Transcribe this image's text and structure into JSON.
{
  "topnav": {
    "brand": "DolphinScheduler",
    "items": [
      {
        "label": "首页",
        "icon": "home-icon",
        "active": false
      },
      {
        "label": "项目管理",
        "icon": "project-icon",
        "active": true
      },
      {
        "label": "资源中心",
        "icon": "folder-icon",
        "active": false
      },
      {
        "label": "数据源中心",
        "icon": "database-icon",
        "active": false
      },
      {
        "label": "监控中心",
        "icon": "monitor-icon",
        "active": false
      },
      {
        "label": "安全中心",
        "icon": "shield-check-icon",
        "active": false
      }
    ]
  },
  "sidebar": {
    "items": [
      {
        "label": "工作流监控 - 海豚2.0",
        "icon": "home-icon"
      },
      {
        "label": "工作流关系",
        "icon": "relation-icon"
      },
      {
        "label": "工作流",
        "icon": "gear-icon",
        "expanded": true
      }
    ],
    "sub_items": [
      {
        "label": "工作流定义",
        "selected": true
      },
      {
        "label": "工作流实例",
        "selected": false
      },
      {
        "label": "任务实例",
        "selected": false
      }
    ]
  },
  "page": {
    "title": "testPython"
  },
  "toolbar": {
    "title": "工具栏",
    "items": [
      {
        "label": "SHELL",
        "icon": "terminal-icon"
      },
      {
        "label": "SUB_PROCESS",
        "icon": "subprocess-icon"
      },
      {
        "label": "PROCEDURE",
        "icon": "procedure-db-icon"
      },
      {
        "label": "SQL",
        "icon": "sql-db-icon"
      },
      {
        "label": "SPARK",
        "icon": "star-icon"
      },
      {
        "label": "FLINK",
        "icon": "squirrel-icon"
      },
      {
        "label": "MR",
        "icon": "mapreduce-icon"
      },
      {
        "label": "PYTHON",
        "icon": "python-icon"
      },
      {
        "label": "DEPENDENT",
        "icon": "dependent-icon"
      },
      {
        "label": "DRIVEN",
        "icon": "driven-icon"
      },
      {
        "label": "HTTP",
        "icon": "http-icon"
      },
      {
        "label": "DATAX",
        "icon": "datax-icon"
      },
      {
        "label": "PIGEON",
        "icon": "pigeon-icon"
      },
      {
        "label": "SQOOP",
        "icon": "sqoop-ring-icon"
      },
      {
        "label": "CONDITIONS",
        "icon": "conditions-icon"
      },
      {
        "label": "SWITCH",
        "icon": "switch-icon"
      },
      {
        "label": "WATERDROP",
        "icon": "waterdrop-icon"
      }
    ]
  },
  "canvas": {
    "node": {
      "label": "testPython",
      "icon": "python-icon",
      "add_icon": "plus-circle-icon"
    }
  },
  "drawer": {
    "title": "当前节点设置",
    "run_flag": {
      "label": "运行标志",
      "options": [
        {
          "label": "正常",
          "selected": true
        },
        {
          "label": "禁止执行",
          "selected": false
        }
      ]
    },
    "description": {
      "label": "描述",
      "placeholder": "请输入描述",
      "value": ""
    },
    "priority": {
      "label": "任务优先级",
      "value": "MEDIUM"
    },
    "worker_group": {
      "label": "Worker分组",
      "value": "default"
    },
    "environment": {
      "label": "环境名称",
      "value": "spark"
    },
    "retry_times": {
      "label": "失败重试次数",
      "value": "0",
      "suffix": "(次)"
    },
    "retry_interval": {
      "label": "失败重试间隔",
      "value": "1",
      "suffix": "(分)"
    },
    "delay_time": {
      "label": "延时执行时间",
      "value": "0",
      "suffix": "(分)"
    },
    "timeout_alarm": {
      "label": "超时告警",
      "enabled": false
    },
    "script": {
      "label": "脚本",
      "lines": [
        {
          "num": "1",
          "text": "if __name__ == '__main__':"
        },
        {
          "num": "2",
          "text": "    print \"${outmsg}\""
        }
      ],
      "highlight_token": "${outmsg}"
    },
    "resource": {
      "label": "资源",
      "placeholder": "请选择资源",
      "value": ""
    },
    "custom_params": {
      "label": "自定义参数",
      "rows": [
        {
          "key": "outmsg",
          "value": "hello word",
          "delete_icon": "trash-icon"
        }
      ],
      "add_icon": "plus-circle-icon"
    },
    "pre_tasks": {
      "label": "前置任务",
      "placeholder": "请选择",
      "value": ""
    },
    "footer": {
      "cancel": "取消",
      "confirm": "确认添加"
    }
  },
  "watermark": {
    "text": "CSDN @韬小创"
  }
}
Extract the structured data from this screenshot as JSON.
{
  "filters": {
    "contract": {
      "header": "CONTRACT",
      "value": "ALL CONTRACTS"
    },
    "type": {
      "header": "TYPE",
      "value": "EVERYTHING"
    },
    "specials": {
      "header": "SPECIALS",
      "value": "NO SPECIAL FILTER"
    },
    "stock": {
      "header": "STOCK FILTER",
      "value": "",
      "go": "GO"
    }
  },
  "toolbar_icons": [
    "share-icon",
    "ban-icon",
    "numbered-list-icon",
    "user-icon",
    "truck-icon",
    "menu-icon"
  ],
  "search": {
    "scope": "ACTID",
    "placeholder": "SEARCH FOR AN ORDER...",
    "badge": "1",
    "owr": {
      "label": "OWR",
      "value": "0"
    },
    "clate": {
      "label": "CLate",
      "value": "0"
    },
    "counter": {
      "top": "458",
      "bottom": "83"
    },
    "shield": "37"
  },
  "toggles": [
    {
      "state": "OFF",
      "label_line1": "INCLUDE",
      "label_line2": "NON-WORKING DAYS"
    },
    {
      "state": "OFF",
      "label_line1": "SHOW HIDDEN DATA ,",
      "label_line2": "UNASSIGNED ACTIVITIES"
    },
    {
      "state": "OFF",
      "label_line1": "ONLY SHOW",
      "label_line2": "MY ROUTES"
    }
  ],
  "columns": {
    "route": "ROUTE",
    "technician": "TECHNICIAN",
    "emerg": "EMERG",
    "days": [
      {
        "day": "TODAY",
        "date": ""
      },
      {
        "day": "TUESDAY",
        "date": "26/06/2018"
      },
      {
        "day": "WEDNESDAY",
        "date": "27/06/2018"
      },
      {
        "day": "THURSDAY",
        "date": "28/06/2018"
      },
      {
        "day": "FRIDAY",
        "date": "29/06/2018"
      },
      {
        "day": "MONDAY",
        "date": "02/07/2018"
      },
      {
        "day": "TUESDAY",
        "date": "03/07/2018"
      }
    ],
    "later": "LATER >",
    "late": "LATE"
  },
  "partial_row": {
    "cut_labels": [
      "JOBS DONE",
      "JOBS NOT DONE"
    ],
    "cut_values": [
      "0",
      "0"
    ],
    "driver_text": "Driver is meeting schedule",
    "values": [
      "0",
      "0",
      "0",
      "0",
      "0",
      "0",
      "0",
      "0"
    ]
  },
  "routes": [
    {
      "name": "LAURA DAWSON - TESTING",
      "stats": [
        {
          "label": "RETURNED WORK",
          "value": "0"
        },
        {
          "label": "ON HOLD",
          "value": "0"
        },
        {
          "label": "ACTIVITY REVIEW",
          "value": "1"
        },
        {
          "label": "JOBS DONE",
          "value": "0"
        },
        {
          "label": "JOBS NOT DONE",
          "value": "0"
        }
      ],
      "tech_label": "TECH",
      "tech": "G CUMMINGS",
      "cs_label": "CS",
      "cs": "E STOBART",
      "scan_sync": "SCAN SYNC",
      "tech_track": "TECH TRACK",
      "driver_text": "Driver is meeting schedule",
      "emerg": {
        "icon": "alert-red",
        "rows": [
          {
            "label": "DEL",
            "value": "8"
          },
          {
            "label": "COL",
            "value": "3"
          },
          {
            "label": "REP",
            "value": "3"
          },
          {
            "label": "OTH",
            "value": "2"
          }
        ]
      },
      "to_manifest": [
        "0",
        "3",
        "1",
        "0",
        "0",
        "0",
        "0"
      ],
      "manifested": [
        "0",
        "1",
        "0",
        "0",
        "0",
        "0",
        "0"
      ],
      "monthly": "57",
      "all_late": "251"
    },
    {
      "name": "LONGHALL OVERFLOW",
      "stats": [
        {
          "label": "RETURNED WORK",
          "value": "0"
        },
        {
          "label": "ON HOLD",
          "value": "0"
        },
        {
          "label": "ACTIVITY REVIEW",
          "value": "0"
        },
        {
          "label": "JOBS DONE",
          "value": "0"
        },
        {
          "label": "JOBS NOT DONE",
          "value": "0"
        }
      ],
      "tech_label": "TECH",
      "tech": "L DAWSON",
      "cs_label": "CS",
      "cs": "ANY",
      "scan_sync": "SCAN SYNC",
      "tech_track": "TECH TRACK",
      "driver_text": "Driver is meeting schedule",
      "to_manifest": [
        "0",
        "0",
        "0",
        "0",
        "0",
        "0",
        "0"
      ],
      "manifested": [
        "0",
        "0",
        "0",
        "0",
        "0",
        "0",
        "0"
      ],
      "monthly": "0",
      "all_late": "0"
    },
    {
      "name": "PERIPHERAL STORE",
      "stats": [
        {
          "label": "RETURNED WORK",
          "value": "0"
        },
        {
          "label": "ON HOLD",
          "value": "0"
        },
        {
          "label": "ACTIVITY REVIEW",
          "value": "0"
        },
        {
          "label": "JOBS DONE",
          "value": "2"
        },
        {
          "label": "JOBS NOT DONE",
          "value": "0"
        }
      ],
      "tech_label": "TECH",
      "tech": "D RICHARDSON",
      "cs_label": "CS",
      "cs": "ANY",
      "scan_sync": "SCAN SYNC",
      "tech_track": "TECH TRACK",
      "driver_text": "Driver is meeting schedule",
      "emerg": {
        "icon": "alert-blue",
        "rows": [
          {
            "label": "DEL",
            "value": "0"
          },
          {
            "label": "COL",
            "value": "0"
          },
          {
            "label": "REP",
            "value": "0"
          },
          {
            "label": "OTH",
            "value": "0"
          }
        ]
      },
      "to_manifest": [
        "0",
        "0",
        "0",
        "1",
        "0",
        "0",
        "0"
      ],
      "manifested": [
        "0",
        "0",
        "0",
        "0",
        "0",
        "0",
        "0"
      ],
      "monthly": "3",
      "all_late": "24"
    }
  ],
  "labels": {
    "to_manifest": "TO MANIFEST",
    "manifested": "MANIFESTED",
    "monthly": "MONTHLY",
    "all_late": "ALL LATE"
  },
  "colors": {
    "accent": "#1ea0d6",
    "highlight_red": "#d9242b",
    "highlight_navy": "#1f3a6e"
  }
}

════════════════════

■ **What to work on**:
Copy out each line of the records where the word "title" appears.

■ **Exercise answer**:
    "title": "testPython"
    "title": "工具栏",
    "title": "当前节点设置",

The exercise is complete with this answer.